              If you have a food mill you can easily break down the chickpeas and remove the skins at the same time. Very fast and easy way to remove the skins. I did this for a while and took the ground up chickpeas from the food mill to the food processor. Very smooth results but after doing this for a while I came to the realization that the difference was too little to worry about.

          2. the addition of a little cumin and smoked paprika perks it up a bit, nothing intense, should be subtle.

            1. Good for you Rick. Hummus is super easy. I make it about once a week. I have started cooking my own chickpeas now as well but used canned ones for years. I never removed the skins and if you process it for a long time it gets smooth. I blender will help get ultra smooth results if that's what you're after. I grew up with the addition of ground cumin in hummus. Just doesn't taste right without it for me but it's a matter of personal taste. I always use raw garlic as well as it's the most traditional way to use it. Use roasted if you like it more mellow. When using the garlic, I make a paste of the garlic with salt. Just smash it down on the board and cover in salt. Use the side of your knife to make a paste with the garlic. This way it is incooporated well into the dip and no one gets a chunk of garlic.

              1 Reply
              1. re: scubadoo97

                A very knowledgeable Egyptian client of mine told me to toss a small, peeled, boiled potato into the mix. Seriously. It made the creamiest, richest Hummus I've ever eaten.

              2. At our Lebanese Feast last night, myplateoryours replicated a hummous dish that she'd had in a restaurant in London: bits of lean lamb sauteed in a little olive oil and poured on top of the hummous. Garnish with toasted pine nuts and chopped fresh parsley. Totally out-of-sight!

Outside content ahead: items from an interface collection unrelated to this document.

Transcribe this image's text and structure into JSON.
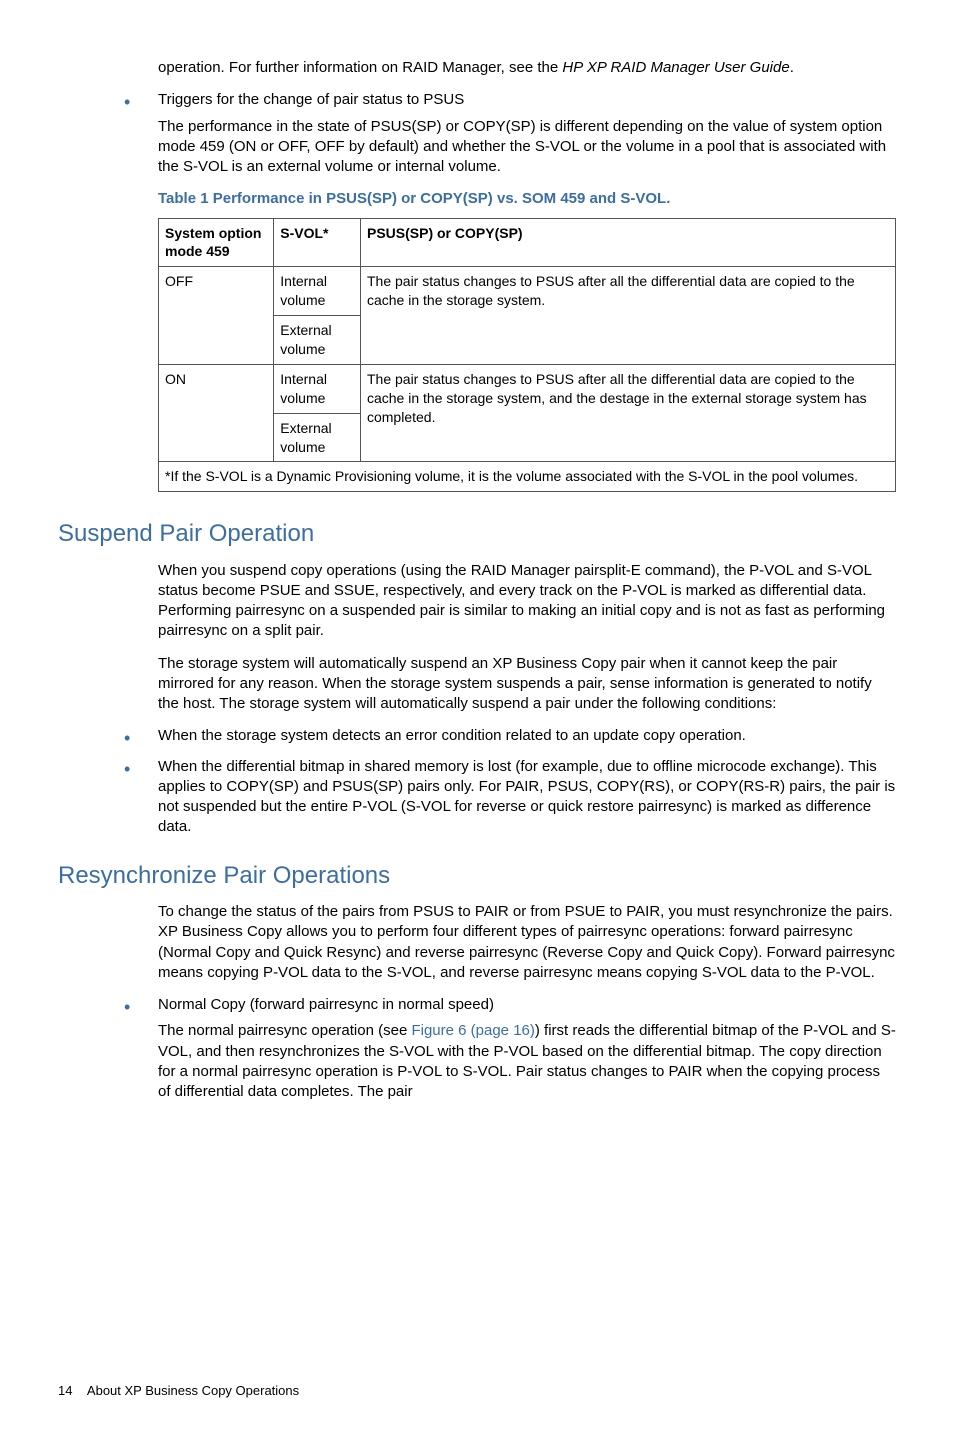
{
  "intro": {
    "p1_a": "operation. For further information on RAID Manager, see the ",
    "p1_i": "HP XP RAID Manager User Guide",
    "p1_b": "."
  },
  "triggers": {
    "li_title": "Triggers for the change of pair status to PSUS",
    "li_body": "The performance in the state of PSUS(SP) or COPY(SP) is different depending on the value of system option mode 459 (ON or OFF, OFF by default) and whether the S-VOL or the volume in a pool that is associated with the S-VOL is an external volume or internal volume."
  },
  "table": {
    "caption": "Table 1 Performance in PSUS(SP) or COPY(SP) vs. SOM 459 and S-VOL.",
    "headers": [
      "System option mode 459",
      "S-VOL*",
      "PSUS(SP) or COPY(SP)"
    ],
    "rows": [
      {
        "c1": "OFF",
        "c2": "Internal volume",
        "c3": "The pair status changes to PSUS after all the differential data are copied to the cache in the storage system."
      },
      {
        "c1": "",
        "c2": "External volume",
        "c3": ""
      },
      {
        "c1": "ON",
        "c2": "Internal volume",
        "c3": "The pair status changes to PSUS after all the differential data are copied to the cache in the storage system, and the destage in the external storage system has completed."
      },
      {
        "c1": "",
        "c2": "External volume",
        "c3": ""
      }
    ],
    "footnote": "*If the S-VOL is a Dynamic Provisioning volume, it is the volume associated with the S-VOL in the pool volumes."
  },
  "suspend": {
    "heading": "Suspend Pair Operation",
    "p1": "When you suspend copy operations (using the RAID Manager pairsplit-E command), the P-VOL and S-VOL status become PSUE and SSUE, respectively, and every track on the P-VOL is marked as differential data. Performing pairresync on a suspended pair is similar to making an initial copy and is not as fast as performing pairresync on a split pair.",
    "p2": "The storage system will automatically suspend an XP Business Copy pair when it cannot keep the pair mirrored for any reason. When the storage system suspends a pair, sense information is generated to notify the host. The storage system will automatically suspend a pair under the following conditions:",
    "li1": "When the storage system detects an error condition related to an update copy operation.",
    "li2": "When the differential bitmap in shared memory is lost (for example, due to offline microcode exchange). This applies to COPY(SP) and PSUS(SP) pairs only. For PAIR, PSUS, COPY(RS), or COPY(RS-R) pairs, the pair is not suspended but the entire P-VOL (S-VOL for reverse or quick restore pairresync) is marked as difference data."
  },
  "resync": {
    "heading": "Resynchronize Pair Operations",
    "p1": "To change the status of the pairs from PSUS to PAIR or from PSUE to PAIR, you must resynchronize the pairs. XP Business Copy allows you to perform four different types of pairresync operations: forward pairresync (Normal Copy and Quick Resync) and reverse pairresync (Reverse Copy and Quick Copy). Forward pairresync means copying P-VOL data to the S-VOL, and reverse pairresync means copying S-VOL data to the P-VOL.",
    "li1_title": "Normal Copy (forward pairresync in normal speed)",
    "li1_body_a": "The normal pairresync operation (see ",
    "li1_body_link": "Figure 6 (page 16)",
    "li1_body_b": ") first reads the differential bitmap of the P-VOL and S-VOL, and then resynchronizes the S-VOL with the P-VOL based on the differential bitmap. The copy direction for a normal pairresync operation is P-VOL to S-VOL. Pair status changes to PAIR when the copying process of differential data completes. The pair"
  },
  "footer": {
    "page": "14",
    "title": "About XP Business Copy Operations"
  }
}
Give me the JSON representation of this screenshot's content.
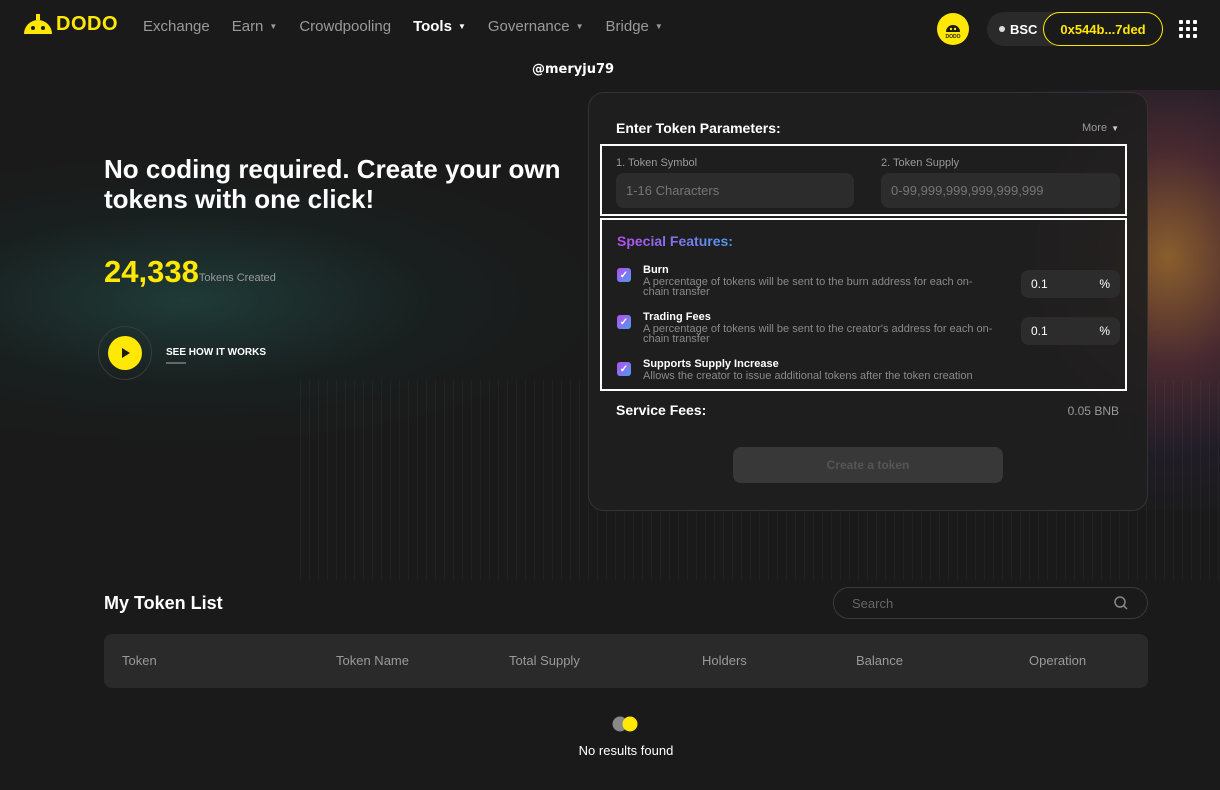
{
  "brand": {
    "name": "DODO",
    "color": "#ffe804"
  },
  "nav": [
    {
      "label": "Exchange",
      "dropdown": false,
      "active": false
    },
    {
      "label": "Earn",
      "dropdown": true,
      "active": false
    },
    {
      "label": "Crowdpooling",
      "dropdown": false,
      "active": false
    },
    {
      "label": "Tools",
      "dropdown": true,
      "active": true
    },
    {
      "label": "Governance",
      "dropdown": true,
      "active": false
    },
    {
      "label": "Bridge",
      "dropdown": true,
      "active": false
    }
  ],
  "wallet": {
    "network": "BSC",
    "address": "0x544b...7ded",
    "avatar_text": "DODO"
  },
  "watermark": "@meryju79",
  "hero": {
    "title": "No coding required. Create your own tokens with one click!",
    "stat_value": "24,338",
    "stat_label": "Tokens Created",
    "video_link": "SEE HOW IT WORKS"
  },
  "form": {
    "title": "Enter Token Parameters:",
    "more_label": "More",
    "symbol_label": "1. Token Symbol",
    "symbol_placeholder": "1-16 Characters",
    "supply_label": "2. Token Supply",
    "supply_placeholder": "0-99,999,999,999,999,999",
    "special_title": "Special Features:",
    "features": [
      {
        "name": "Burn",
        "desc": "A percentage of tokens will be sent to the burn address for each on-chain transfer",
        "checked": true,
        "value": "0.1",
        "unit": "%"
      },
      {
        "name": "Trading Fees",
        "desc": "A percentage of tokens will be sent to the creator's address for each on-chain transfer",
        "checked": true,
        "value": "0.1",
        "unit": "%"
      },
      {
        "name": "Supports Supply Increase",
        "desc": "Allows the creator to issue additional tokens after the token creation",
        "checked": true
      }
    ],
    "service_label": "Service Fees:",
    "service_value": "0.05 BNB",
    "create_label": "Create a token"
  },
  "token_list": {
    "title": "My Token List",
    "search_placeholder": "Search",
    "columns": [
      "Token",
      "Token Name",
      "Total Supply",
      "Holders",
      "Balance",
      "Operation"
    ],
    "empty_text": "No results found"
  }
}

                1 Reply
                1. re: pikawicca

                  I do that too - love it! I think the pine nuts were "toasted" in butter on the stove top.